**What is being asked**
Search term "JSON": please copy every line of the records below that contains it.

━━━━━━

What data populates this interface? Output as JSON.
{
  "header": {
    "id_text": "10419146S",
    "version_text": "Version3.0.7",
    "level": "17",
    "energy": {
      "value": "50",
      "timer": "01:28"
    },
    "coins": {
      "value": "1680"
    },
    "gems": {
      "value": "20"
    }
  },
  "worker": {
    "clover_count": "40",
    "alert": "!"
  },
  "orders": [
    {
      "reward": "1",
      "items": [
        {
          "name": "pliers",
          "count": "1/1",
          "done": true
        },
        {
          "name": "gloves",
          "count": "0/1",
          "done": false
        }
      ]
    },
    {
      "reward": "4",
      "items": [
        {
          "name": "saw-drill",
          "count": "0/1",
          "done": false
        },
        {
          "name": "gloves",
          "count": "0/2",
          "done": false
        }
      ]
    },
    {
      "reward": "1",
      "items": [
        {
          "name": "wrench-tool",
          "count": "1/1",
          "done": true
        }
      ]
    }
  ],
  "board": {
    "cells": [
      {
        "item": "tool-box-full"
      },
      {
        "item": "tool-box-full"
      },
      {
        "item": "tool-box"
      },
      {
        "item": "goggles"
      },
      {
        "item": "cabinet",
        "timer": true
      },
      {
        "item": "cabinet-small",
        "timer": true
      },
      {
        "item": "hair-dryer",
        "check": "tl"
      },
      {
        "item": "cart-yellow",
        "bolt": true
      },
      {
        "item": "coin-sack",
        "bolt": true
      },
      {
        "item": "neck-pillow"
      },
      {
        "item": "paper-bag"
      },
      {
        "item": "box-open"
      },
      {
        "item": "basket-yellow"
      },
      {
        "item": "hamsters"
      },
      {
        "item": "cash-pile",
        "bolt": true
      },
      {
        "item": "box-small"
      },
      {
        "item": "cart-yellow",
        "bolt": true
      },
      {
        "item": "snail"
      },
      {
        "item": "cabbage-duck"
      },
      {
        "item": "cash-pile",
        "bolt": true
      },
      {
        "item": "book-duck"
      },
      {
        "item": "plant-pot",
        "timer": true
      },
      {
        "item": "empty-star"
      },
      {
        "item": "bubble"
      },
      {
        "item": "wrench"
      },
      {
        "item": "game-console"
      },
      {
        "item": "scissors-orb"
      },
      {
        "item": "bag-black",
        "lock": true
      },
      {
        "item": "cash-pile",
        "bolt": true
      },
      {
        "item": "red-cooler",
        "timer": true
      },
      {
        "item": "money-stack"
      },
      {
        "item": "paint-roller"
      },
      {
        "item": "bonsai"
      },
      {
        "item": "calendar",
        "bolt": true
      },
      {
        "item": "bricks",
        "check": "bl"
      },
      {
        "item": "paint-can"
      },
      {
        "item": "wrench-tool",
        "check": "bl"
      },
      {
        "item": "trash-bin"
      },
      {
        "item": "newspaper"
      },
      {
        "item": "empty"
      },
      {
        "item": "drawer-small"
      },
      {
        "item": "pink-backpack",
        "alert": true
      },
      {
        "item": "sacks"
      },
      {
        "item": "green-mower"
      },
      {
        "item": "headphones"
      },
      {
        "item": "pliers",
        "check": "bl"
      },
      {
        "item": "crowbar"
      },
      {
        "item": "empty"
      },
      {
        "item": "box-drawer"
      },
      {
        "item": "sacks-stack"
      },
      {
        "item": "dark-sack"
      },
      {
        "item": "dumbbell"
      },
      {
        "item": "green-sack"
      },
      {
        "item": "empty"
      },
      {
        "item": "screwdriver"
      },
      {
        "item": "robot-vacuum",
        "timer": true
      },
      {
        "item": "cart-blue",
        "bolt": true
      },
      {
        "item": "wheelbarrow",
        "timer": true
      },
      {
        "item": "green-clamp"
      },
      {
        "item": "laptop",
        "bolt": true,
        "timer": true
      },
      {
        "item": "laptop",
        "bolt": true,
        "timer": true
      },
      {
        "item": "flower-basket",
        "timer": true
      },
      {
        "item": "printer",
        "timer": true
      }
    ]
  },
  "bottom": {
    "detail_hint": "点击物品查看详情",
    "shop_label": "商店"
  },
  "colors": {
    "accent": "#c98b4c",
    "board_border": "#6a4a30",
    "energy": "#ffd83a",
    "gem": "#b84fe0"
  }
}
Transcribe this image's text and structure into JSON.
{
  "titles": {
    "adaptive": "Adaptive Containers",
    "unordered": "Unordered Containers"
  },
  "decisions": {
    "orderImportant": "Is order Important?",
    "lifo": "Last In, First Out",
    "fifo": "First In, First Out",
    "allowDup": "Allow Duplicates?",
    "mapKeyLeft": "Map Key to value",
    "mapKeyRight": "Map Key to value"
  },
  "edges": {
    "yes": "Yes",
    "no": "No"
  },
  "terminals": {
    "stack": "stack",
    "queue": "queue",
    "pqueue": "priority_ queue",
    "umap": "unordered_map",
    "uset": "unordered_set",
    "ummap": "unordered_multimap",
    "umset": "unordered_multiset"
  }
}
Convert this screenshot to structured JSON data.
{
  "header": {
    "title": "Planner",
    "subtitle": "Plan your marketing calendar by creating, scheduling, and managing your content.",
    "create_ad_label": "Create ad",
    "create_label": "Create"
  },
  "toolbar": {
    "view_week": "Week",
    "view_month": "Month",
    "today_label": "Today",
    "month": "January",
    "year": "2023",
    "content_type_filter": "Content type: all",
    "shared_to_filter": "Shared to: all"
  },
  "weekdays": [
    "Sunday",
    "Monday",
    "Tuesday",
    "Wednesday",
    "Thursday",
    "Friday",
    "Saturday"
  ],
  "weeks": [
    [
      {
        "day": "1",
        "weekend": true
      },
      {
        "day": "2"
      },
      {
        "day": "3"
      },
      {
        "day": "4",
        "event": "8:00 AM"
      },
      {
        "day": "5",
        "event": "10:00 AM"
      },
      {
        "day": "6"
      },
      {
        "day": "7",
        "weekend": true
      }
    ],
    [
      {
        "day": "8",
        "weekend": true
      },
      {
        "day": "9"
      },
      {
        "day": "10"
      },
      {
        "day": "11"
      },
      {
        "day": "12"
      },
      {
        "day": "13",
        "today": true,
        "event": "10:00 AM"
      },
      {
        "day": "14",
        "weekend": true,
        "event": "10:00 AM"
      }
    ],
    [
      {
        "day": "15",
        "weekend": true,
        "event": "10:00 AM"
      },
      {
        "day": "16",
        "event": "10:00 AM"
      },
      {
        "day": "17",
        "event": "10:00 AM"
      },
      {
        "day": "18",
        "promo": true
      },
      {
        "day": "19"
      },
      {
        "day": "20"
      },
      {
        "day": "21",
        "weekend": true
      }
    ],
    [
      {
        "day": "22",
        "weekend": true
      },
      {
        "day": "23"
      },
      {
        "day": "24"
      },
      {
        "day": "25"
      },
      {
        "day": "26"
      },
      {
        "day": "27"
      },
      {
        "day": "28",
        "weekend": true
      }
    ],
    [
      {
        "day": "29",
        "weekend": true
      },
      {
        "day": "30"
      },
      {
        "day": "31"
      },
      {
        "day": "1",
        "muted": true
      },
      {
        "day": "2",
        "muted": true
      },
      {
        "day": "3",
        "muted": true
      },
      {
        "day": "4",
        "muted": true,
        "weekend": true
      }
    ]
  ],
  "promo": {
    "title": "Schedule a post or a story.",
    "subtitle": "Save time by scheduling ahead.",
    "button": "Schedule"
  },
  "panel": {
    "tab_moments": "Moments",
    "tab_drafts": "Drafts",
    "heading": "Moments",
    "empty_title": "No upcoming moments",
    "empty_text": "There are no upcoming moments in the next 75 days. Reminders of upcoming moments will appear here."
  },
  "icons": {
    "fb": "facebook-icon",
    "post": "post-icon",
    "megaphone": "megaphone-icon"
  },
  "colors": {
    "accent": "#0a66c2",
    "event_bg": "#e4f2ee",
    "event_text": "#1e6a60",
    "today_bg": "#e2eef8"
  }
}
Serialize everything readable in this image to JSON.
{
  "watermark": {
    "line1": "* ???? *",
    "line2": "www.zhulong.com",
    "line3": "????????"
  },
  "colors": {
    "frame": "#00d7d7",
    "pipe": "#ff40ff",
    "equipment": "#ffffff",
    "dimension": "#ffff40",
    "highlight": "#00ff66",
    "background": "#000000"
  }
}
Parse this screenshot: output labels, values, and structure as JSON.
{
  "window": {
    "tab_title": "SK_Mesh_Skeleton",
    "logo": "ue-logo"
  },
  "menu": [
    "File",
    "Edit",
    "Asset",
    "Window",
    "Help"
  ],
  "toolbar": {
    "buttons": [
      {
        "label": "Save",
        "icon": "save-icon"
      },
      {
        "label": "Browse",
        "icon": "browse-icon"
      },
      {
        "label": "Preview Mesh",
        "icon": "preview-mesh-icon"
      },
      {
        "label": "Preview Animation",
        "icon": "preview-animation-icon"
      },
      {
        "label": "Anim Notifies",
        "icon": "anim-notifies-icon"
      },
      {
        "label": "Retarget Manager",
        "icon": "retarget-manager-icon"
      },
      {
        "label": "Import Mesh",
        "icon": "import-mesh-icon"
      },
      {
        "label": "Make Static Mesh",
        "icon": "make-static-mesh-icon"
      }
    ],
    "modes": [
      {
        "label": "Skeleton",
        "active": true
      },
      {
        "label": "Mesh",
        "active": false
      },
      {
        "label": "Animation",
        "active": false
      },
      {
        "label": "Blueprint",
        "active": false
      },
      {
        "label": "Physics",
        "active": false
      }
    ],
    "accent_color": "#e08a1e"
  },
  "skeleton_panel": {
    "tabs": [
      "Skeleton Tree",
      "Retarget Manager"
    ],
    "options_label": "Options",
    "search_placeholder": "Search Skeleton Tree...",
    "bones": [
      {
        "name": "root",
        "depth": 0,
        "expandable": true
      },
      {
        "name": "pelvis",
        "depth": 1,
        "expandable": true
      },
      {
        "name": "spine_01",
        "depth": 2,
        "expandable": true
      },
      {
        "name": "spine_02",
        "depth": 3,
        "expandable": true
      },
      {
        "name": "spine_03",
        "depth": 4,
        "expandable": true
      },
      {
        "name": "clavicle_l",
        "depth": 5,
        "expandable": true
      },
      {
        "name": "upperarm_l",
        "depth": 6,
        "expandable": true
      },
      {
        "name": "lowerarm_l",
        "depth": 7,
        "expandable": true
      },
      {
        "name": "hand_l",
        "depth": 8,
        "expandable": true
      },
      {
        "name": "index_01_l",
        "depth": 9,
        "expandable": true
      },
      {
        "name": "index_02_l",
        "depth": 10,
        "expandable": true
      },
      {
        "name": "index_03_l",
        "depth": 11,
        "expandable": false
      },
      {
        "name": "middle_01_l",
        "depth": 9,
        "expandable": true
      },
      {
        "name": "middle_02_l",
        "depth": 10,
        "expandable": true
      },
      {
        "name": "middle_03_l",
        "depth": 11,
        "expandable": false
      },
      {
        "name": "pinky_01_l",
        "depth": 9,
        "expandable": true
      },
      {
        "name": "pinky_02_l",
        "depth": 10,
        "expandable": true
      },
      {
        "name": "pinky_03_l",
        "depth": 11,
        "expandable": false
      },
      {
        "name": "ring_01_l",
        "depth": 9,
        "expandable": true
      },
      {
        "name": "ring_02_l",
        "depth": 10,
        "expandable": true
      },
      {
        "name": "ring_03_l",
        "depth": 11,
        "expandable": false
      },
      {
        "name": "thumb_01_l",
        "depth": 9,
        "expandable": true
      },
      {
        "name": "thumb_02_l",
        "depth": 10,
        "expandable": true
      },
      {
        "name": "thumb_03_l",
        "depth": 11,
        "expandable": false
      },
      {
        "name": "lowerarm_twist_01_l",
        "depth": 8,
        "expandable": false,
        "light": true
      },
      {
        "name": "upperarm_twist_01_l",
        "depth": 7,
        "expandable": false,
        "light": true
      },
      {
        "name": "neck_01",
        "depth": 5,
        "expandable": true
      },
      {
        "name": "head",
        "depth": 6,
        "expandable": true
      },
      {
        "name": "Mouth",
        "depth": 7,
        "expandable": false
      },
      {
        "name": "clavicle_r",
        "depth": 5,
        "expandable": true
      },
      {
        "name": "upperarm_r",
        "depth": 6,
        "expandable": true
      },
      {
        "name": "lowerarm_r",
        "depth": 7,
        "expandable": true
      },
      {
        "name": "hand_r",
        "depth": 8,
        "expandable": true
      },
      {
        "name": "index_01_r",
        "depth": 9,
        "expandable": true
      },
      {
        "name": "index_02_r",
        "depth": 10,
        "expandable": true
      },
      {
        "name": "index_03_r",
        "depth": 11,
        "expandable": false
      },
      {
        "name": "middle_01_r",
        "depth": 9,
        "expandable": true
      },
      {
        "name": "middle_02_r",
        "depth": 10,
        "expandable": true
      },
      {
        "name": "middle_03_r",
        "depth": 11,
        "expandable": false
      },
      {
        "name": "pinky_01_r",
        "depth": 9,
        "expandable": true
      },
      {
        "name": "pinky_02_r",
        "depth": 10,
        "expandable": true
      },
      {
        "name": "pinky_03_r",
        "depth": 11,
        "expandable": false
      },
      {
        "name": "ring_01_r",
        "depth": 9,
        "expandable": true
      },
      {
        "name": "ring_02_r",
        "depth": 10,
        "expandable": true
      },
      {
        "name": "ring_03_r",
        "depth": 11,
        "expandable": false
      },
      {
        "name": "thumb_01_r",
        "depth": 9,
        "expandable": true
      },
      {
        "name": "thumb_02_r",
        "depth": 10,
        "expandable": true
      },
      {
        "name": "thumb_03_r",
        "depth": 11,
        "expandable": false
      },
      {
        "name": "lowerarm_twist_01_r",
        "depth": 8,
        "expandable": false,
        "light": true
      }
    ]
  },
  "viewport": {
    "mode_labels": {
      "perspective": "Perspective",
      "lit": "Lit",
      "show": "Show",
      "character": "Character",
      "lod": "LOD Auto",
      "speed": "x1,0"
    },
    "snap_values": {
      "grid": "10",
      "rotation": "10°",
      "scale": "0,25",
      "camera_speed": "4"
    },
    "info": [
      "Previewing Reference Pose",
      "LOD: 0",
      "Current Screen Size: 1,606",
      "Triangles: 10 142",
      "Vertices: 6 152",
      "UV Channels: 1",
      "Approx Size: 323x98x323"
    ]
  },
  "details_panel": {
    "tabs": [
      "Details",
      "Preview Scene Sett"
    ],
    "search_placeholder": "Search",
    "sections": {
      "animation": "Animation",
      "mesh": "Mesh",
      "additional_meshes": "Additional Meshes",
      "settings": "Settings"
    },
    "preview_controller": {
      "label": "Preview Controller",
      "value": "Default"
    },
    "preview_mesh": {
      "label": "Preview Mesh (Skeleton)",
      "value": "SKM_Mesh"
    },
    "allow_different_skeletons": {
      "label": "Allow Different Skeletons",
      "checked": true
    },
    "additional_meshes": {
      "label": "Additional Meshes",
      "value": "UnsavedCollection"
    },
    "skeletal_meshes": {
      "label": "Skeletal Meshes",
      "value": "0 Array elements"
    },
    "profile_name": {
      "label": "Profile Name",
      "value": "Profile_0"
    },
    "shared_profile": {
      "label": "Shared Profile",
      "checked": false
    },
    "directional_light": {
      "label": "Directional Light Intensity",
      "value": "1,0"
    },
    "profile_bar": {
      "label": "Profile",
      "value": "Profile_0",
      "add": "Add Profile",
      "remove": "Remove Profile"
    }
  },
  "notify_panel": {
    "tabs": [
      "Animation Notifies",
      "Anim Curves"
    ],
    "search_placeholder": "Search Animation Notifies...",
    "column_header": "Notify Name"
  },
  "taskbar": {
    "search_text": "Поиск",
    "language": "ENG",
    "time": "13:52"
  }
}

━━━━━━

**Task result**
What data populates this interface? Output as JSON.
Transcribe this image's text and structure into JSON.
Convert this screenshot to structured JSON data.
Serialize everything readable in this image to JSON.
Parse this screenshot: output labels, values, and structure as JSON.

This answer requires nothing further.